Dunwoody Office Complex, Cornwells Heights, PA, Saturday, September 14, 1991 • 11:56 p.m.
A lone brown rat inched its way along the baseboard of the deserted hallway. After a small feast of potato-chip crumbs, scavenged from a half-empty bag, the rat was sated, and looking for a way out of the building, into more familiar surroundings.
The sound of approaching footsteps made it scurry and cower in the shadow of a heat register. But the footsteps soon receded down an intersecting hallway, and the rat hesitated only for a moment before continuing along the edge of the carpeted floor.
As it came near the doorway to office No. 201, it nosed the air, contemplating the thin wisps of smoke drifting from the shiny, aluminum ashtray, remnants of the guard’s half-finished cigarette. The rat paused, confused. Then an echoing clank from the double doors at the end of the hall sent a panic through the rodent, and it dashed between the tall, cylindrical ashtray and Dr. Weisz’s office door. The top-heavy receptacle wobbled and fell, knocking bits of glowing tobacco onto the polypropylene carpet along the threshold of the dentist’s door.
At that moment, the building’s ventilation system kicked on, cycling fresh air one last time before shutting down for the night. Soon a cool, steady breeze was drawn into the knife-thin space between the threshold and the door, fanning the cigarette ashes into a bright, glowing orange. Strands of the low-pile carpet began to wilt and smolder, sending acrid wisps of greenish smoke curling into the office.
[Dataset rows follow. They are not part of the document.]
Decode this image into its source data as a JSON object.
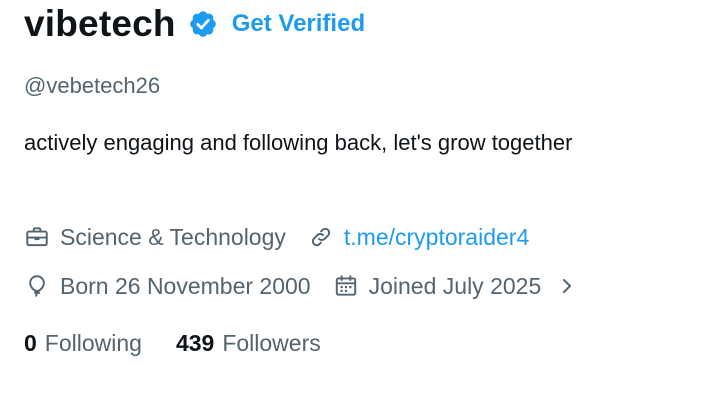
{
  "profile": {
    "display_name": "vibetech",
    "get_verified_label": "Get Verified",
    "handle": "@vebetech26",
    "bio": "actively engaging and following back, let's grow together",
    "category": "Science & Technology",
    "website": "t.me/cryptoraider4",
    "birthday": "Born 26 November 2000",
    "joined": "Joined July 2025",
    "following_count": "0",
    "following_label": "Following",
    "followers_count": "439",
    "followers_label": "Followers"
  },
  "icons": {
    "verified": "verified-badge-icon",
    "category": "briefcase-icon",
    "website": "link-icon",
    "birthday": "balloon-icon",
    "joined": "calendar-icon",
    "expand": "chevron-right-icon"
  },
  "colors": {
    "accent": "#1d9bf0",
    "primary_text": "#0f1419",
    "secondary_text": "#536471",
    "background": "#ffffff"
  }
}
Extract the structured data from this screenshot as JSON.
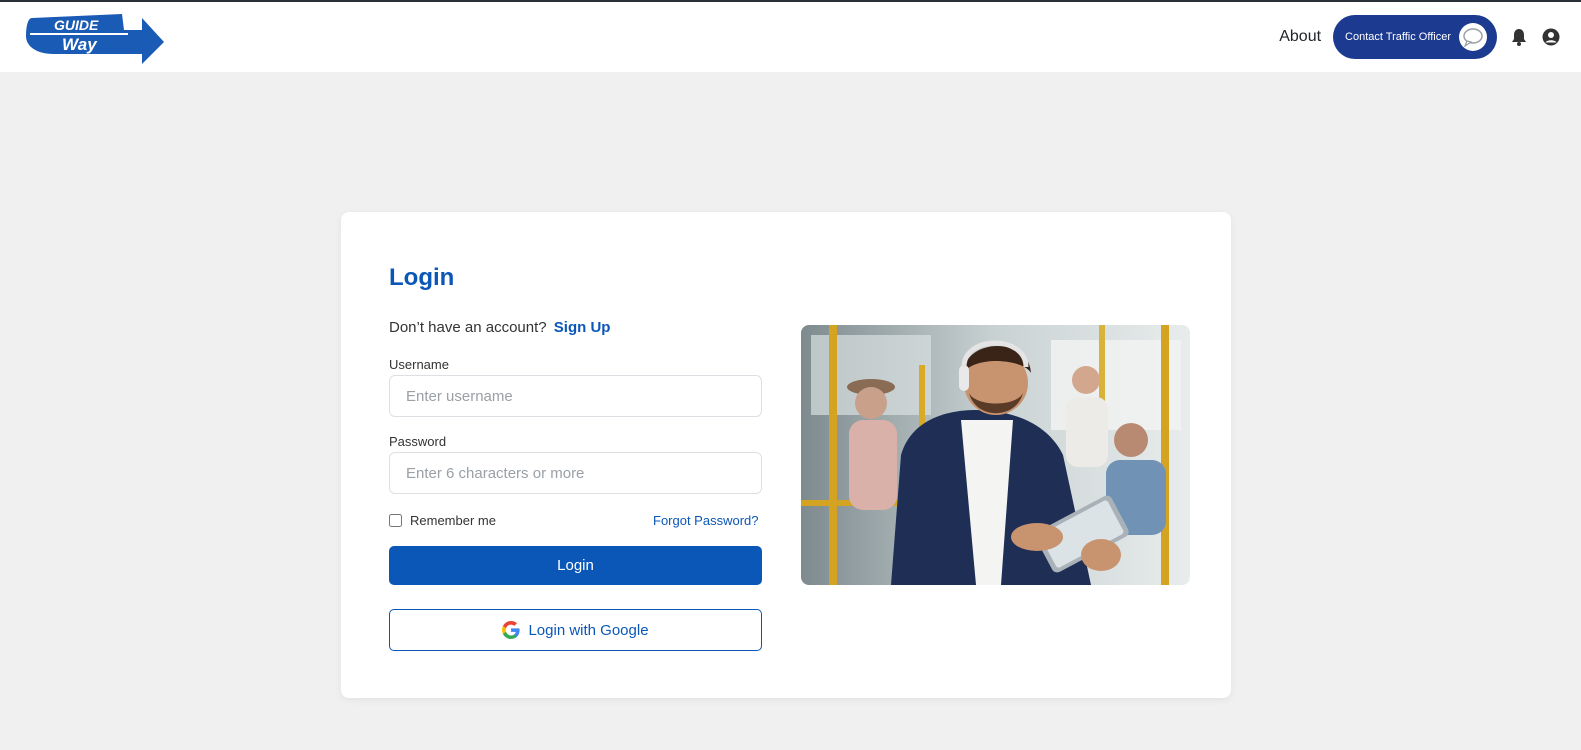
{
  "navbar": {
    "logo_text_top": "GUIDE",
    "logo_text_bottom": "Way",
    "about_label": "About",
    "contact_label": "Contact Traffic Officer",
    "icons": [
      "chat-bubble-icon",
      "bell-icon",
      "user-circle-icon"
    ]
  },
  "login": {
    "title": "Login",
    "no_account_text": "Don’t have an account?",
    "signup_label": "Sign Up",
    "username_label": "Username",
    "username_placeholder": "Enter username",
    "password_label": "Password",
    "password_placeholder": "Enter 6 characters or more",
    "remember_label": "Remember me",
    "forgot_label": "Forgot Password?",
    "login_button": "Login",
    "google_button": "Login with Google"
  },
  "colors": {
    "brand_blue": "#0b57b8",
    "nav_button": "#1c3a8f",
    "page_bg": "#f0f0f0"
  }
}
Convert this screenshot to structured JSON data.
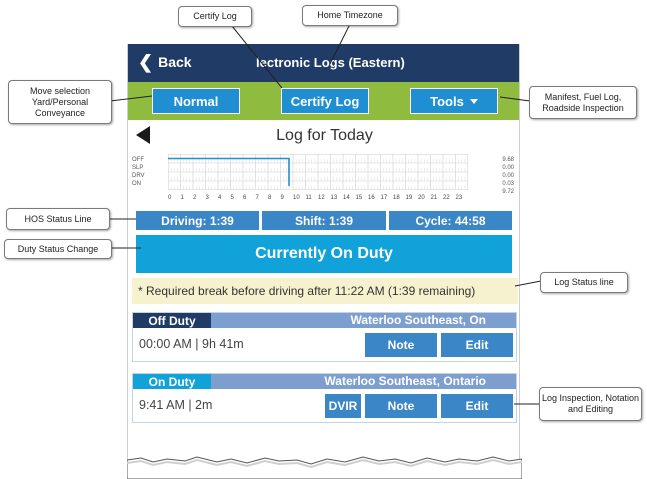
{
  "app": {
    "back_label": "Back",
    "title": "lectronic Logs (Eastern)"
  },
  "toolbar": {
    "normal_label": "Normal",
    "certify_label": "Certify Log",
    "tools_label": "Tools"
  },
  "log": {
    "title": "Log for Today",
    "status_labels": [
      "OFF",
      "SLP",
      "DRV",
      "ON"
    ],
    "status_values": [
      "9.68",
      "0.00",
      "0.00",
      "0.03",
      "9.72"
    ],
    "hours": [
      "0",
      "1",
      "2",
      "3",
      "4",
      "5",
      "6",
      "7",
      "8",
      "9",
      "10",
      "11",
      "12",
      "13",
      "14",
      "15",
      "16",
      "17",
      "18",
      "19",
      "20",
      "21",
      "22",
      "23"
    ],
    "segments": [
      {
        "status": "OFF",
        "start_hour": 0.0,
        "end_hour": 9.68
      },
      {
        "status": "ON",
        "start_hour": 9.68,
        "end_hour": 9.72
      }
    ]
  },
  "hos": {
    "driving": "Driving: 1:39",
    "shift": "Shift: 1:39",
    "cycle": "Cycle: 44:58"
  },
  "duty_status": "Currently On Duty",
  "status_line": "* Required break before driving after 11:22 AM (1:39 remaining)",
  "entries": [
    {
      "status": "Off Duty",
      "location": "Waterloo Southeast,  On",
      "time": "00:00 AM | 9h 41m",
      "buttons": [
        "Note",
        "Edit"
      ],
      "status_color": "#1f3b66"
    },
    {
      "status": "On Duty",
      "location": "Waterloo Southeast,  Ontario",
      "time": "9:41 AM | 2m",
      "buttons": [
        "DVIR",
        "Note",
        "Edit"
      ],
      "status_color": "#11a2d9"
    }
  ],
  "callouts": {
    "certify_log": "Certify Log",
    "home_timezone": "Home Timezone",
    "move_selection": "Move selection Yard/Personal Conveyance",
    "manifest": "Manifest, Fuel Log, Roadside Inspection",
    "hos_status_line": "HOS Status Line",
    "duty_status_change": "Duty Status Change",
    "log_status_line": "Log Status line",
    "log_inspection": "Log Inspection, Notation and Editing"
  },
  "colors": {
    "titlebar": "#1f3b66",
    "toolbar": "#8fbc3f",
    "button": "#1f8fd1",
    "duty_banner": "#11a2d9",
    "graph_line": "#1f8fd1"
  }
}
The emergent embers extended their reach into the office and searched for convenient fuel – scattered magazines and children’s coloring books that had not been picked up by the receptionist that evening.
The nearest smoke detector, mounted on the ceiling many feet behind the front desk, would not announce the fire for a good ten minutes.